US blocks British Muslim family from flight to see American relatives, Disneyland

People are seen on the Main Street during Disneyland's Diamond Celebration in Anaheim, California May 22, 2015. © Mario Anzuoni
A British Muslim family of 11 on their way to Southern California was denied access to their plane by US Department of Homeland Security officials without explanation. Now a UK politician is calling on her government to investigate.

The perception is that a “widespread condemnation of Donald Trump’s call for no Muslim to be allowed into America contrasts with what is going on in practice,” Labour MP Stella Creasy wrote in the Guardian Tuesday, reacting to multiple cases of UK Muslims being inexplicably prohibited from traveling to the US.

It might be Kafkaesque to be refused travel for no reason, especially after being approved for that very flight just weeks prior, but Mohammad Tariq Mahmood said he instinctively knew his brother and nine of their children were turned away on account of their religion.

“It’s because of the attacks on America – they think every Muslim poses a threat,” Mahmood told the Guardian.

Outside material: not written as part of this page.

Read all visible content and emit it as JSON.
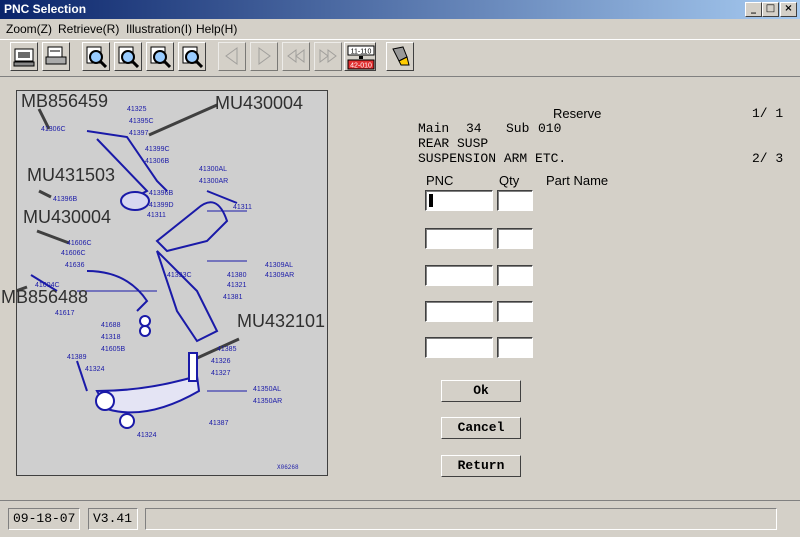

December 15 was on the children’s minds for months, as they counted down the days to when they would finally be at Disneyland, thanks to their parents’ savings. But not only did the Mahmoods miss out on Disneyland, they missed out on seeing their American relatives, and not even their £9,000 travel costs could be recouped from the airline.

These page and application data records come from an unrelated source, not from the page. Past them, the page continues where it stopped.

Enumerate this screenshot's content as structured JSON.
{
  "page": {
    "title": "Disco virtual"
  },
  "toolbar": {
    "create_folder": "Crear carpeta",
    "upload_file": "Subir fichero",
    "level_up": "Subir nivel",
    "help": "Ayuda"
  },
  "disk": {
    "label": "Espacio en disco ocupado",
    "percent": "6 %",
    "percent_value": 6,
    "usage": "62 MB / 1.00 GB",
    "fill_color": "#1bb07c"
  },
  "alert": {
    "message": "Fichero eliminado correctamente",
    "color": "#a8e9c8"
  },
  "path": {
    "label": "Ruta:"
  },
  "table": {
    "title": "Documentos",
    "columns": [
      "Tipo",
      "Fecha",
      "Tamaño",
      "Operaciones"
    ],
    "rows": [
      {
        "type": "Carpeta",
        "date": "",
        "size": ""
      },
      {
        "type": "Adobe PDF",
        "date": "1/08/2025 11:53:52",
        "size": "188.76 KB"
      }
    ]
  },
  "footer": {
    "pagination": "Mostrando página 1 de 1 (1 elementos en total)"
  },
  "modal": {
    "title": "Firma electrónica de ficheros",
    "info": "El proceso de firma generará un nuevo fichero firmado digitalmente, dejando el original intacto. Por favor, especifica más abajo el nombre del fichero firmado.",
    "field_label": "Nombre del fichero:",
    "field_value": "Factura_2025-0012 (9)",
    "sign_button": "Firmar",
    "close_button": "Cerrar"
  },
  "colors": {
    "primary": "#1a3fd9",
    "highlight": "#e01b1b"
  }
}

Even then, things got worse. Before leaving Gatwick Airport, the Mahmoods were forced to relinquish every duty-free item they’d purchased while there.

“I have never been more embarrassed in my life. I work here, I have a business here. But we were alienated,” Mahmood said, adding that he and his brother had never had any problem with the police.

Meanwhile, Creasy contacted Prime Minister David Cameron, asking him to pry an explanation out from US officials and explain the UK’s policy for keeping track of how many people are denied travel by the US, as well as their ethnic or religious backgrounds.

In another case brought to Creasy’s attention, an imam and lecturer was told his travel authorization had been canceled moments before a December 17 flight to New York. Ajmal Mansoor recounted his experience in a Facebook post, saying, “I am baffled, annoyed and angry. USA has the right to issue and revoke visa – I fully understand that. However not forwarding any reasons infuriates ordinary people.”

“It does not win the hearts and minds of people, it turns them off. I am amazed how irrational these processes are but does USA care about what you and I think? I don’t think so!”